* **Data extract**:
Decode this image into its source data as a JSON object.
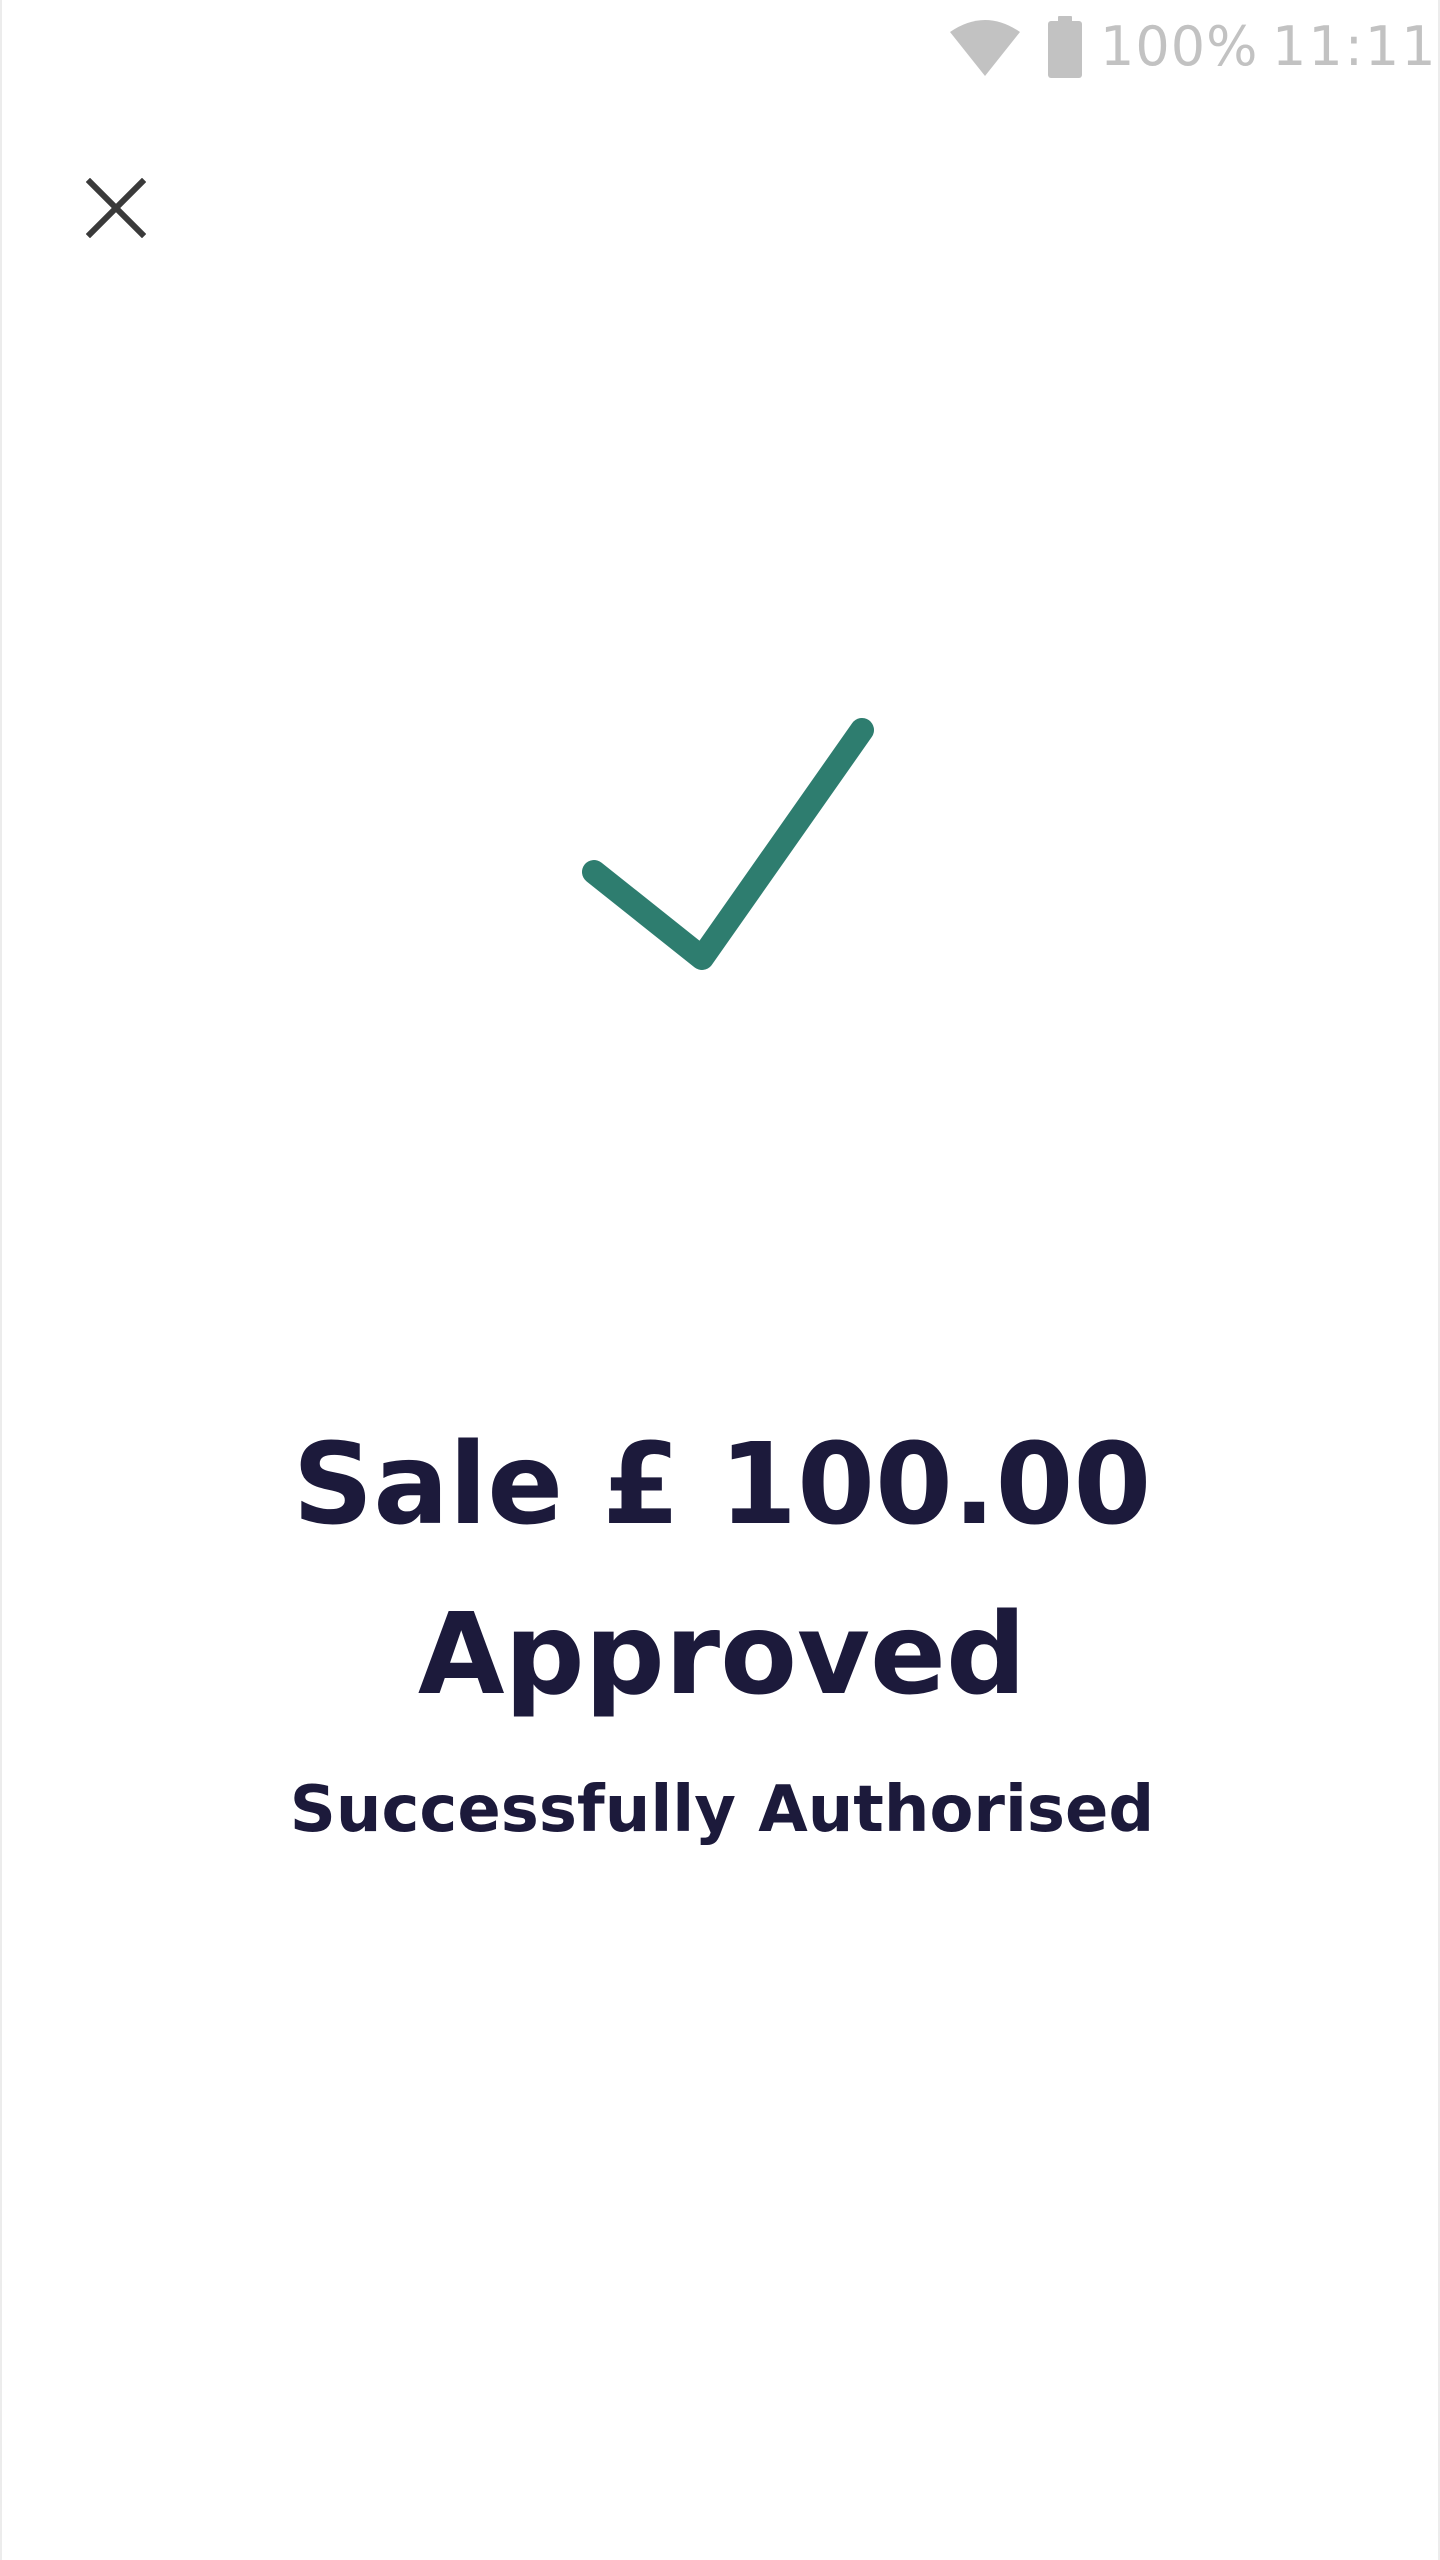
{
  "status_bar": {
    "wifi_icon": "wifi-icon",
    "battery_icon": "battery-icon",
    "battery_level": "100%",
    "battery_percent": 100,
    "time": "11:11"
  },
  "header": {
    "close_icon": "close-icon"
  },
  "result": {
    "status_icon": "checkmark-icon",
    "sale_amount": "Sale £ 100.00",
    "status": "Approved",
    "message": "Successfully Authorised"
  },
  "colors": {
    "accent": "#2e7d6f",
    "text": "#1c1a3b",
    "status_text": "#c2c2c2"
  }
}
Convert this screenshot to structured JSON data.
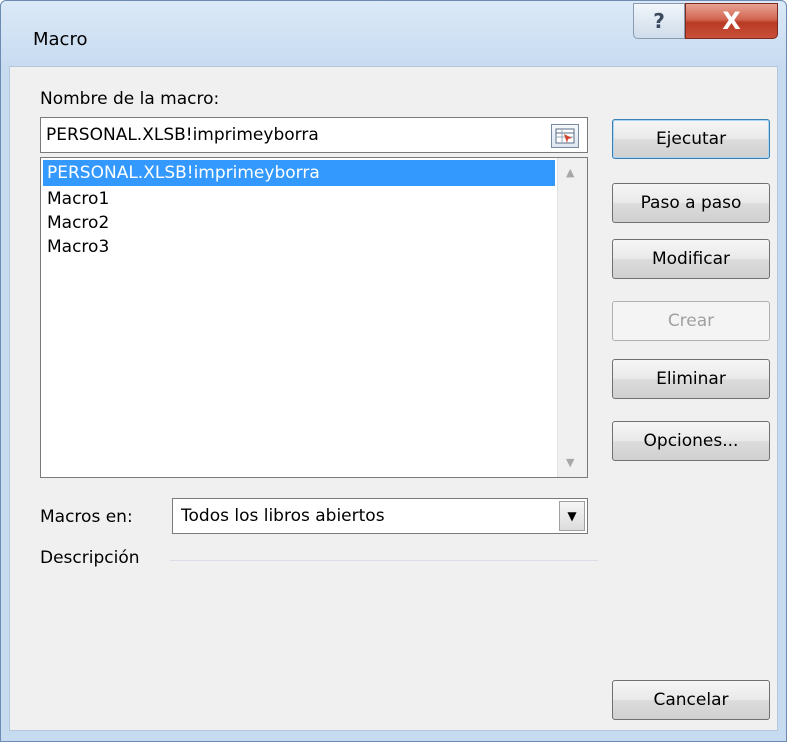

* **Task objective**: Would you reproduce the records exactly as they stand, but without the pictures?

* **Response to this exercise**:
Decode this image into its source data as a JSON object.
{
  "status_bar": {
    "wifi_icon": "wifi-icon",
    "battery_icon": "battery-icon",
    "battery_level": "100%",
    "battery_percent": 100,
    "time": "11:11"
  },
  "header": {
    "close_icon": "close-icon"
  },
  "result": {
    "status_icon": "checkmark-icon",
    "sale_amount": "Sale £ 100.00",
    "status": "Approved",
    "message": "Successfully Authorised"
  },
  "colors": {
    "accent": "#2e7d6f",
    "text": "#1c1a3b",
    "status_text": "#c2c2c2"
  }
}
Convert this screenshot to structured JSON data.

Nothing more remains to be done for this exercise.